## Work item
Return each line of the listing that has the word "verified" in it.

^^^^

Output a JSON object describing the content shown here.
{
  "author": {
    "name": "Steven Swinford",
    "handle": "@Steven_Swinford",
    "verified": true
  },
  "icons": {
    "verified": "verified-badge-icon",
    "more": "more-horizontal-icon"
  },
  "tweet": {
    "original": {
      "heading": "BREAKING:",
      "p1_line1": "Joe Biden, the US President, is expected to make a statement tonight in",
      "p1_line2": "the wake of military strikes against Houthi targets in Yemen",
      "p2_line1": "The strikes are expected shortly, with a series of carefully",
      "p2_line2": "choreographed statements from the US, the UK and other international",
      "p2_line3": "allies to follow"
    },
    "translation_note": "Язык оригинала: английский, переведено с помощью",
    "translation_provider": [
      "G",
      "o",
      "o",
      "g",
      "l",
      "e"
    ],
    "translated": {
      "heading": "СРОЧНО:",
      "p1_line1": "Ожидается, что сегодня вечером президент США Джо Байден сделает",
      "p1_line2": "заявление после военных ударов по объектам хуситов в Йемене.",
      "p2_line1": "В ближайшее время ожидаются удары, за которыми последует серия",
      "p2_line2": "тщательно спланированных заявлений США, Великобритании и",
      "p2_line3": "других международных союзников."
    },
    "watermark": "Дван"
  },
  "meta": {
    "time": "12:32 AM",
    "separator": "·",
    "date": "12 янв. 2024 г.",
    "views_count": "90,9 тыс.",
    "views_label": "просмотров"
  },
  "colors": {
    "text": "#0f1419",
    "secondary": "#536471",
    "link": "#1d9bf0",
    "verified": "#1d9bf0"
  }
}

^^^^

## Response box
    "verified": true
    "verified": "verified-badge-icon",
    "verified": "#1d9bf0"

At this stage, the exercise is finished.